Press and hold for 10 seconds the button it tells you to on the screen. The button will be different every time you connect a new Hue Tap. Make sure you press down hard enough to where the Tap makes a click sound.

The hue tap uses a zigbee transmitter like your bulbs, make sure you are within a few feet of your bridge and are pressing down the button all the way until it clicks and hold it for 10 or 12 seconds.


.NET – ThreadSafe updating controls from a non-gui thread

Thread-safe updating of controls from another thread

https://stackoverflow.com/questions/661561/how-do-i-update-the-gui-from-another-thread

Another method (from BB)

private void buttonOk_Click(object sender, EventArgs e)
{
Cursor = Cursors.WaitCursor;
buttonOk.Enabled = false;
int count = 0;
SaveSettings();
for (int i = 0; i < (int)NoOfMessages; i++)
{
new Thread(new ThreadStart(() =>
{
Stopwatch watch = new Stopwatch();
watch.Start();
var message = PerformWork(.........);
watch.Stop();
var tempCount = ++count;

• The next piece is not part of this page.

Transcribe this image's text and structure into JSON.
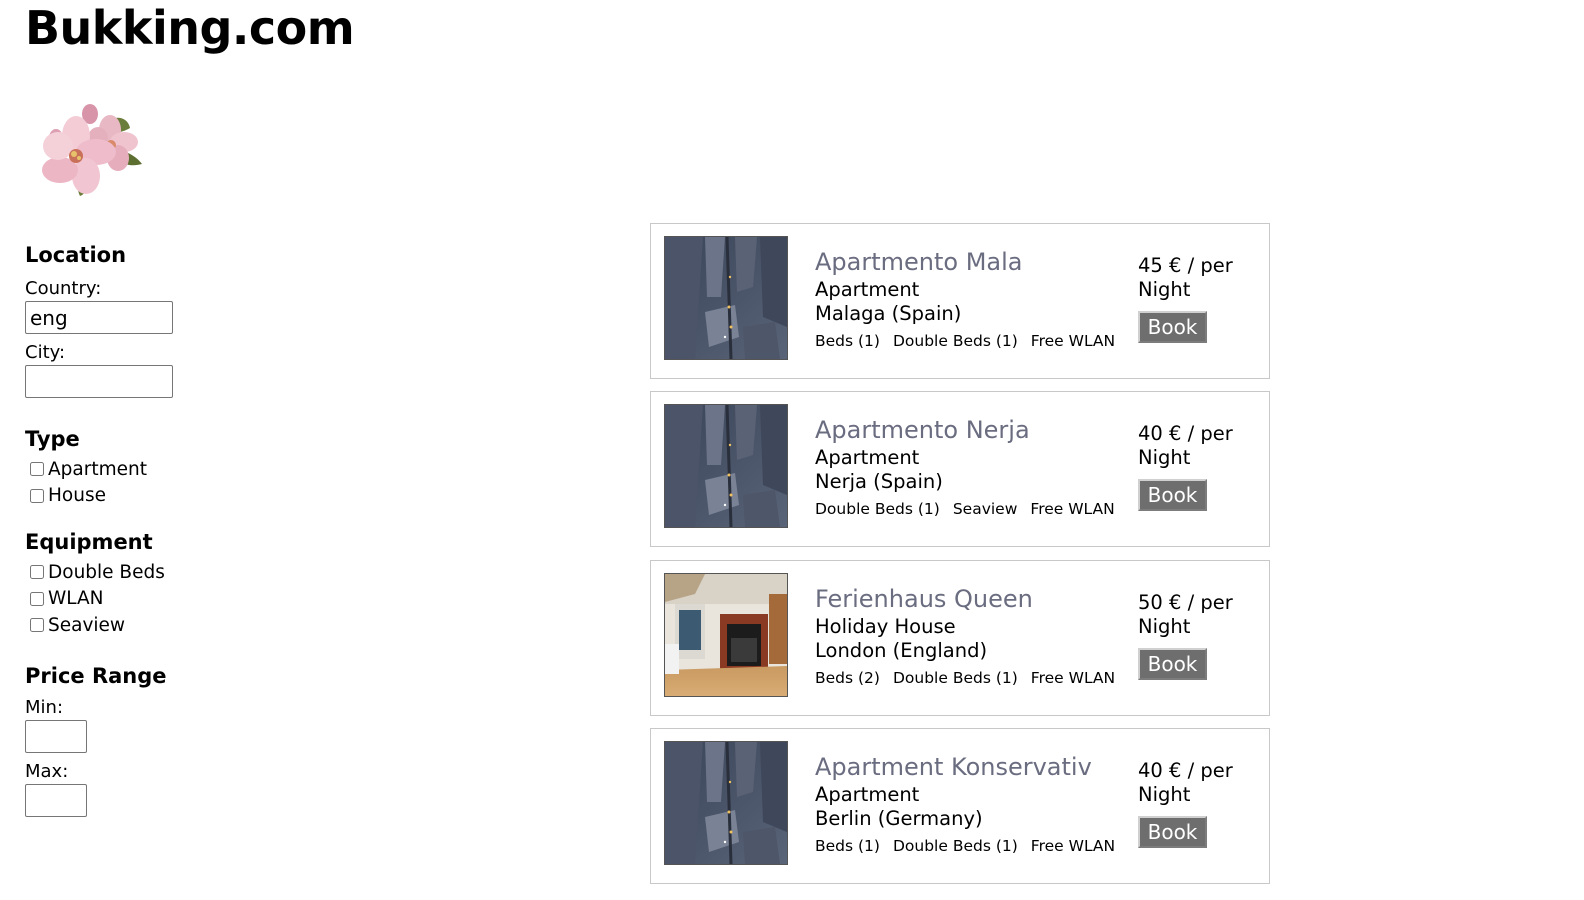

Invoke(new MethodInvoker(() =>
{
textBoxLog.Text += "Message " + (tempCount) + " done." + Environment.NewLine;
if (tempCount == (int)NoOfMessages)
{
Cursor = Cursors.Default;
buttonOk.Enabled = true;
}
// Console.WriteLine("DONE " + tempCount);
}));
})).Start();
}
}

 

Processing Excel files in Biztalk

Using the ‘Microsoft OpenXml SDK’

http://www.dispatchertimer.com/tutorial/how-to-create-an-excel-file-in-net-using-openxml-part-1-basics/

https://docs.microsoft.com/en-us/office/open-xml/spreadsheets

Main download

Older method using ODBC etc

https://social.msdn.microsoft.com/Forums/en-US/5ce981f2-d5b7-41f6-b553-c717c565529d/reading-and-processing-excel-file-xlsx-in-biztalk-2010?forum=biztalkgeneral

https://social.msdn.microsoft.com/Forums/en-US/477c7de5-9f0c-4e84-b006-71c8cced2295/reading-excel-file-in-biztalk?forum=biztalkgeneral

http://biztalk.stottcreations.com/2007/12/biztalk_excel_xls_pipeline_component/

MSDN installation files

I just learned, that MSDN installation files (at least for Windows) are not full installation files, but (apparantly) crippled ones.

If for instance, you need a Windows 10 installation media, you should not normally use the one from MSDN, but download it from microsoft.com instead.

My specific problem, was that the package from MSDN would not accept the product-key which was embedded in BIOS, whereas the installation media from microsoft.com used the embedded key without any complaints at all.

I have no idea if this is also the case beyond Windows installations.